We really made the whole process of being able to update your software an order of magnitude easier than it was before. So we’ve been able to frictionlessly distribute major updates for the software for the iPhone, continuously, and have been able to fix bugs, improve performance, add new features… all for free. And everyone’s copying Apple now, but we were the first ones to really do that in a practical way.”

Apple didn’t enter the market until they knew they could do it well. And now they dominate that market.

How may times do we just do something because we can, rather than have a strategy and plan?

600,000 iPhone 4 Preorders in One Day

Macworld posted an article reporting that 600,000 preorders were taken for the iPhone 4 yesterday.

After suspending preorders, Apple issued a statement including an apology:

Yesterday Apple and its carrier partners took pre-orders for more than 600,000 of Apple’s new iPhone 4. It was the largest number of pre-orders Apple has ever taken in a single day and was far higher than we anticipated, resulting in many order and approval system malfunctions. Many customers were turned away or abandoned the process in frustration. We apologize to everyone who encountered difficulties, and hope that they will try again or visit an Apple or carrier store once the iPhone 4 is in stock.

Expect to see iPhone 4 models selling on eBay for triple retail very soon. Some are claiming the demand is 10 times higher than for the 3Gs. This demand is surely what caused the host of issues that precipitated the apology from Apple.

Which Will Impact the World More?

This morning I tweeted:

“Big day, iPhone 4 preorders and the SBC is debating the Great Commission.”

What I did not add was the question, “I wonder which will impact the world more?”

Right now the Southern Baptist Convention is debating how we, as a denomination, go forward into the world with the Gospel of Jesus Christ. Do we keep our approach the same, and revitalize it somehow, or change it up?

Apple cannot even keep up (or rather AT&T cannot) with the orders pouring in for the new iteration of their amazing device. The processing power, new display, and video technology will change how people communicate and compute.
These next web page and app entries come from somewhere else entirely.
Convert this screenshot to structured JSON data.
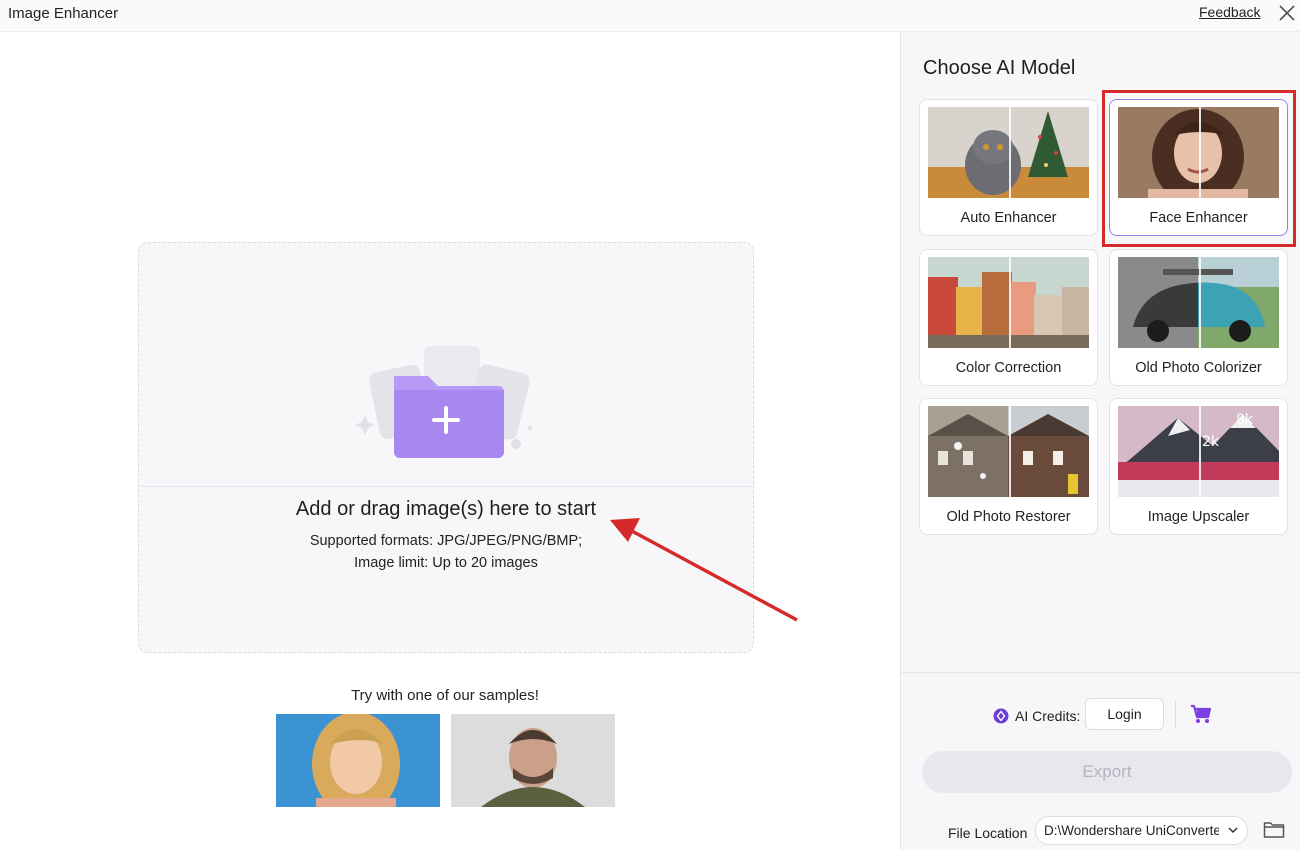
{
  "window": {
    "title": "Image Enhancer",
    "feedback_label": "Feedback"
  },
  "dropzone": {
    "title": "Add or drag image(s) here to start",
    "formats": "Supported formats: JPG/JPEG/PNG/BMP;",
    "limit": "Image limit: Up to 20 images"
  },
  "samples": {
    "title": "Try with one of our samples!"
  },
  "panel": {
    "title": "Choose AI Model",
    "models": [
      {
        "label": "Auto Enhancer",
        "selected": false
      },
      {
        "label": "Face Enhancer",
        "selected": true
      },
      {
        "label": "Color Correction",
        "selected": false
      },
      {
        "label": "Old Photo Colorizer",
        "selected": false
      },
      {
        "label": "Old Photo Restorer",
        "selected": false
      },
      {
        "label": "Image Upscaler",
        "selected": false
      }
    ],
    "upscaler_badges": {
      "low": "2k",
      "high": "8k"
    }
  },
  "footer": {
    "credits_label": "AI Credits:",
    "login_label": "Login",
    "export_label": "Export",
    "file_location_label": "File Location",
    "file_location_value": "D:\\Wondershare UniConverter"
  },
  "colors": {
    "accent": "#9b7ee8",
    "highlight": "#d62a2a",
    "cart": "#7b3fe4",
    "folder": "#b69af5"
  }
}
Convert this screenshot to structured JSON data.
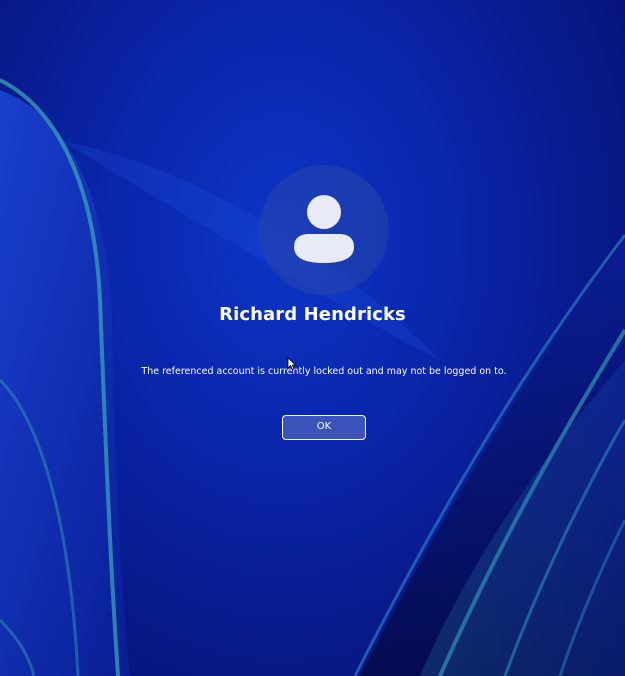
{
  "lock_screen": {
    "user_name": "Richard Hendricks",
    "message": "The referenced account is currently locked out and may not be logged on to.",
    "ok_label": "OK"
  },
  "icons": {
    "avatar": "user-silhouette-icon",
    "pointer": "mouse-cursor-icon"
  },
  "colors": {
    "background": "#0a24a6",
    "accent_ribbon": "#2f8fb0",
    "text": "#ffffff",
    "avatar_glyph": "#e8eaf6"
  }
}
Apple is very good at telling people they need the newest piece of technology they create. People do not actually need an iPhone. But millions think they must have one. I own one, and like it a lot. But using an iPhone is not required to live on earth.

The SBC is talking about something of eternal significance right now.

Will what is decided today truly change the world? Or will it be revealed at rhetoric and political maneuvering? I know many people, on both “sides” who truly want what is best for the denomination, and to see us impact the world. I know that we cannot expect the decline of Christian faith in western society to reverse course by simply doing what we have always done.

I hope that the outcome of today pleases God.

I hope that the work done today really does impact the world, and eternity. I hope that from today we will work to become just as good as Apple, or any other group or organization, at helping people see the need in their lives. To be sure, what we offer is so much more important than the new iPhone. I hope that our actions today reflect that.

[As always these are my views and not the views of any organization I am associated with.]